Read through the lines below and copy the ones holding the string "this".

Stored dataset items:
----

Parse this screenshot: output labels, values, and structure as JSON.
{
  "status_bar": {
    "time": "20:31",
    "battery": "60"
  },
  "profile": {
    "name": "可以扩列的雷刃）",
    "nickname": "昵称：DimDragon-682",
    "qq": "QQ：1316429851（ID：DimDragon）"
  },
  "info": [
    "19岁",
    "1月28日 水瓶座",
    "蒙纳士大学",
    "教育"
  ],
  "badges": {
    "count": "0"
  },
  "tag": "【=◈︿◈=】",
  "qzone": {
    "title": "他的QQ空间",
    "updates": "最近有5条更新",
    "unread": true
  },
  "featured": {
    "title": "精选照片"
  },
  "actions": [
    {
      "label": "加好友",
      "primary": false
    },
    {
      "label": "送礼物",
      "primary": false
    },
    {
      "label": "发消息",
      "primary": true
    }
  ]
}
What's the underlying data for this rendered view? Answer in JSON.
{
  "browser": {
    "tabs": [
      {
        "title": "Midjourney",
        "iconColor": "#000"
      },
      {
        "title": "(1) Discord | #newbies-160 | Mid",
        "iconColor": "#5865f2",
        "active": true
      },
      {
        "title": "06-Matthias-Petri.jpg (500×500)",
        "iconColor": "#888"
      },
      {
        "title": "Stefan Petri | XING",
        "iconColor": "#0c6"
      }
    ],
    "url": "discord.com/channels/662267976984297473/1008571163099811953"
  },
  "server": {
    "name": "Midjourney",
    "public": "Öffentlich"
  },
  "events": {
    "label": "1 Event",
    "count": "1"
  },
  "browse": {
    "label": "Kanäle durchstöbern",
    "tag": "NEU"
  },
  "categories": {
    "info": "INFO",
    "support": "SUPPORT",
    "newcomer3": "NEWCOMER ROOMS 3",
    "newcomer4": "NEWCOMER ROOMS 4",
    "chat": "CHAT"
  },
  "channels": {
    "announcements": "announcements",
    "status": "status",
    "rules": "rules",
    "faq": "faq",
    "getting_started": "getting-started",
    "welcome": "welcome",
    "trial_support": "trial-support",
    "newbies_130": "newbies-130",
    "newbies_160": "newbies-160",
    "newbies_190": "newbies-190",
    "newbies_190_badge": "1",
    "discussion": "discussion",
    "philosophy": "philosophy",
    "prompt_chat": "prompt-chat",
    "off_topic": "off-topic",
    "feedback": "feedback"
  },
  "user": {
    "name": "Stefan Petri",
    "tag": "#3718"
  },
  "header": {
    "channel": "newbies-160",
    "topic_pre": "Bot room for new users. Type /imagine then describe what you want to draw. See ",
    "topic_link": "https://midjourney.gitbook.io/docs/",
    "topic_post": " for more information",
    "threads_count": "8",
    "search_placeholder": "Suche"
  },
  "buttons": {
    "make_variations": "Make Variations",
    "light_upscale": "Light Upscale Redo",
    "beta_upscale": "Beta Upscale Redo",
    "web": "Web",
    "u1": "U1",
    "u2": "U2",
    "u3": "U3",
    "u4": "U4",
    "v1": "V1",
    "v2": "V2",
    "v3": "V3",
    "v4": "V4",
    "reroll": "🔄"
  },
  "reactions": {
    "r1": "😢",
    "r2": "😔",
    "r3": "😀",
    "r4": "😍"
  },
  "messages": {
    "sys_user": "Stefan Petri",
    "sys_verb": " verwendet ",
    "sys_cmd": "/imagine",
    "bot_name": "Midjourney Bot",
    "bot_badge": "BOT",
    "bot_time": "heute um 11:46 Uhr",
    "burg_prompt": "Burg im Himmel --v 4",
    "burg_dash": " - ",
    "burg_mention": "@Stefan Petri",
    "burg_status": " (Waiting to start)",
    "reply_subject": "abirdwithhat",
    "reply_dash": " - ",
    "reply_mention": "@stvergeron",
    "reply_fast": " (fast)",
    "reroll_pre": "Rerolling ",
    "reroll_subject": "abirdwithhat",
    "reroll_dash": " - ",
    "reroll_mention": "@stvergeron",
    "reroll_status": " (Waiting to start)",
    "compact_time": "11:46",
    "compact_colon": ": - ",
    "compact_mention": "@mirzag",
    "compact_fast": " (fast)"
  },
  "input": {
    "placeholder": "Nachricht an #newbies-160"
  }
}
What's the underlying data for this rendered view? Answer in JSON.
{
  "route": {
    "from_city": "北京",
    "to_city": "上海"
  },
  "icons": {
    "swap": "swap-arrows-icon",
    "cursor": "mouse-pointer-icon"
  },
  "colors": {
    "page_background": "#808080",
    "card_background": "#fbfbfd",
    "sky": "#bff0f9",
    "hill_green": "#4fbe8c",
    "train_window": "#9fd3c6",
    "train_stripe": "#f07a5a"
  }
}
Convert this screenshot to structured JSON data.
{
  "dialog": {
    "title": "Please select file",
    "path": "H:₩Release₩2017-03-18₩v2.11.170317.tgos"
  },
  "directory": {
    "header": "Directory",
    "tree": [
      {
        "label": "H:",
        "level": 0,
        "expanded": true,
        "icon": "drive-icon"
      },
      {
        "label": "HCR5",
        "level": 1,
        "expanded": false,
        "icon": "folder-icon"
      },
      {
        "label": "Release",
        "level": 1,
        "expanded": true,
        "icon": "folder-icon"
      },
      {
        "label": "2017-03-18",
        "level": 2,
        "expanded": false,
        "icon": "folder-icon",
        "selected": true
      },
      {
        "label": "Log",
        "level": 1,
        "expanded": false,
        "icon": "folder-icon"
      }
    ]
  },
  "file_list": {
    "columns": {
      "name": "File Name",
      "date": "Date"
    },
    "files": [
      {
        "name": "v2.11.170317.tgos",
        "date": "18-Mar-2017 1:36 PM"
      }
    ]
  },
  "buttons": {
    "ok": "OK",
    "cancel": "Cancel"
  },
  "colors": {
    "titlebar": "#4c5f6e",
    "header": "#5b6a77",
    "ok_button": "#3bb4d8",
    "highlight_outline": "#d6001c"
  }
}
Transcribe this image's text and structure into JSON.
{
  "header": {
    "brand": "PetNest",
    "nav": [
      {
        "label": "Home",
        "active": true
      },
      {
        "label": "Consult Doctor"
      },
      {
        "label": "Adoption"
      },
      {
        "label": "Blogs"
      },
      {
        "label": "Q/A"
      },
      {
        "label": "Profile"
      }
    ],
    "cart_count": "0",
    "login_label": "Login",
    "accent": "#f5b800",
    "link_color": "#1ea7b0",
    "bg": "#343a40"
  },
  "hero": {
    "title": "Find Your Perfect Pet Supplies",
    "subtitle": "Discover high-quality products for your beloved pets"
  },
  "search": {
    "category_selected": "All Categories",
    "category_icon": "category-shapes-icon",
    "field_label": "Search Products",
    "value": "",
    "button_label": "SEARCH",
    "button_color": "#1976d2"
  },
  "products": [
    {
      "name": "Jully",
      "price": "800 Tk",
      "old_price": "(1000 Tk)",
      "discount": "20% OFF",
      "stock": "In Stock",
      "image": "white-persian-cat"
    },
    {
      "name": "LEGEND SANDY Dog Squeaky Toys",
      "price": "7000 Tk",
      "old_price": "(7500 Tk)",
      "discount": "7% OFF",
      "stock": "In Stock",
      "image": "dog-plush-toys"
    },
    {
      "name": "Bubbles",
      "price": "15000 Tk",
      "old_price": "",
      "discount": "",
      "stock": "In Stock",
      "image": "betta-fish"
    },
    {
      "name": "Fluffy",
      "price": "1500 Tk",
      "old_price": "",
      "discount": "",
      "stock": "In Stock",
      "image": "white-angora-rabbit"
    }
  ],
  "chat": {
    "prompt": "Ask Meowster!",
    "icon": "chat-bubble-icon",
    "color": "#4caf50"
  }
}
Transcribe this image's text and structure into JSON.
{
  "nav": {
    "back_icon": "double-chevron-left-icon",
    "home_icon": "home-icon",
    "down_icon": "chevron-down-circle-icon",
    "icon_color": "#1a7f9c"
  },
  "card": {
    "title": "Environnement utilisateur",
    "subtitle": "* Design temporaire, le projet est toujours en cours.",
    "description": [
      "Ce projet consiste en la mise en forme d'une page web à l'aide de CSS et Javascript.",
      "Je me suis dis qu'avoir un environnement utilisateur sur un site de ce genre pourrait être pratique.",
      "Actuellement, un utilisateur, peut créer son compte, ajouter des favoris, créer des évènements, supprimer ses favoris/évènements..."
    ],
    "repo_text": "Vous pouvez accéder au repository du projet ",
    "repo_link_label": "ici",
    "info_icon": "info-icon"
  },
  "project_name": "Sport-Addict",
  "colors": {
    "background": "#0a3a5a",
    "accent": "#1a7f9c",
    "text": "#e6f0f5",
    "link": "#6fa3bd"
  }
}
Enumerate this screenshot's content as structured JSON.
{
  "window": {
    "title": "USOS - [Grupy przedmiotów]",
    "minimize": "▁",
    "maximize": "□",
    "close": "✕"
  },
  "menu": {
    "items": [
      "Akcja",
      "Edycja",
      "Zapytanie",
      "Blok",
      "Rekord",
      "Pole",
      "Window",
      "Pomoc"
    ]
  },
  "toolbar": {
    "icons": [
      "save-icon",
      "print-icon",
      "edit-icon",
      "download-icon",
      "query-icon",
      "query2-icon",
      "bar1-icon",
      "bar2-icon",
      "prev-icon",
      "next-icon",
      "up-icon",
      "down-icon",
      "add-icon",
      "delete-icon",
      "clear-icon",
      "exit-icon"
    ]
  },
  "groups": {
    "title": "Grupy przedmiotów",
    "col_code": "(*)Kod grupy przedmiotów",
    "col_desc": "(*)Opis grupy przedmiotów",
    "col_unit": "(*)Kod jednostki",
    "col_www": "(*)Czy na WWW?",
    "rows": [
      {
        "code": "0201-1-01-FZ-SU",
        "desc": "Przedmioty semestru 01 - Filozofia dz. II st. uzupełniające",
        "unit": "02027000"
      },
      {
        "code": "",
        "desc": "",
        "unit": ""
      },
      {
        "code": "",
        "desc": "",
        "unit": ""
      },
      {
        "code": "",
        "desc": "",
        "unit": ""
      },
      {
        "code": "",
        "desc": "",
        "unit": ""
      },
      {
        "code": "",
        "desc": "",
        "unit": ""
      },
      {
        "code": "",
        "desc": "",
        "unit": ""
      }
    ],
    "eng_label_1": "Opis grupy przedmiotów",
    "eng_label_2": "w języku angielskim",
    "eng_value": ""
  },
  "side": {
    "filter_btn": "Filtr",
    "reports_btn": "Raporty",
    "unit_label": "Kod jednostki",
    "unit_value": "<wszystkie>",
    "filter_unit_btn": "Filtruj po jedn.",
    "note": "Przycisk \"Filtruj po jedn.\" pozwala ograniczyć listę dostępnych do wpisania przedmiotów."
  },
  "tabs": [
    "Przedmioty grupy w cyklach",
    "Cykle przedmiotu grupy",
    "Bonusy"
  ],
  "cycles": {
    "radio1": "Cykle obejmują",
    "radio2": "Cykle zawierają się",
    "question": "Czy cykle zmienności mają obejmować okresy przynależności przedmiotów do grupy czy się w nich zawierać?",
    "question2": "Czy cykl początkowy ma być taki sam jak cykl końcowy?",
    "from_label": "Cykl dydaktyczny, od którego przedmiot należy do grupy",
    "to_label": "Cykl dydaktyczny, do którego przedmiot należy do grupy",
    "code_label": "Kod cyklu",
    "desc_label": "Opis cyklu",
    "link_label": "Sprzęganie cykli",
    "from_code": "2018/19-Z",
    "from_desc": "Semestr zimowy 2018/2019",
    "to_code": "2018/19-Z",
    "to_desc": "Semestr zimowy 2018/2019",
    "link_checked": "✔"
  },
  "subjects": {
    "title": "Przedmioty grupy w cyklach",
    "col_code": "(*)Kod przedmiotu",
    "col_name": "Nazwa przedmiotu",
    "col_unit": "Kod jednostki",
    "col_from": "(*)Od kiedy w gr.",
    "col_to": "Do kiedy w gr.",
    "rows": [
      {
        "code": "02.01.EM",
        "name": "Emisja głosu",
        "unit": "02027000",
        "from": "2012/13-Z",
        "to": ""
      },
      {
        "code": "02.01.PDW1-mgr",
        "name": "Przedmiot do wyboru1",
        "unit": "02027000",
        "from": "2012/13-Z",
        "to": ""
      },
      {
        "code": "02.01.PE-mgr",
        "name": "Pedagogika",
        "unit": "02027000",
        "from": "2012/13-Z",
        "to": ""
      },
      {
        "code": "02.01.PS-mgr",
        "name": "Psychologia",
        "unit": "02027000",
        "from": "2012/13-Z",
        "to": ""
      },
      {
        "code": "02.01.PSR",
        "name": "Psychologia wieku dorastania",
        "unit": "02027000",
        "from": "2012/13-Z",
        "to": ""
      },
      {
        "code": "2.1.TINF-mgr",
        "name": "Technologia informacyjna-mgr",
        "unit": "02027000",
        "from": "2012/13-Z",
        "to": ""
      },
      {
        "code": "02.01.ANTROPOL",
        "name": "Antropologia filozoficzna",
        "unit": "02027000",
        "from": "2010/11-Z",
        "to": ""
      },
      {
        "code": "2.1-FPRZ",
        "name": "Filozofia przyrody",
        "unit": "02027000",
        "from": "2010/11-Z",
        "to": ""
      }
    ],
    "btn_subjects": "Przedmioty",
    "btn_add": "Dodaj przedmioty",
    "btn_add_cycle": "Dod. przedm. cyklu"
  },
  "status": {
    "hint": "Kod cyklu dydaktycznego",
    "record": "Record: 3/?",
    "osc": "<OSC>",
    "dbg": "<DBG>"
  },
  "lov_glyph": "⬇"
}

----

Solved problem:
Parse this screenshot: output labels, values, and structure as JSON.
What's the underlying data for this rendered view? Answer in JSON.
What's the underlying data for this rendered view? Answer in JSON.
Convert this screenshot to structured JSON data.
Transcribe this image's text and structure into JSON.
Transcribe this image's text and structure into JSON.
Enumerate this screenshot's content as structured JSON.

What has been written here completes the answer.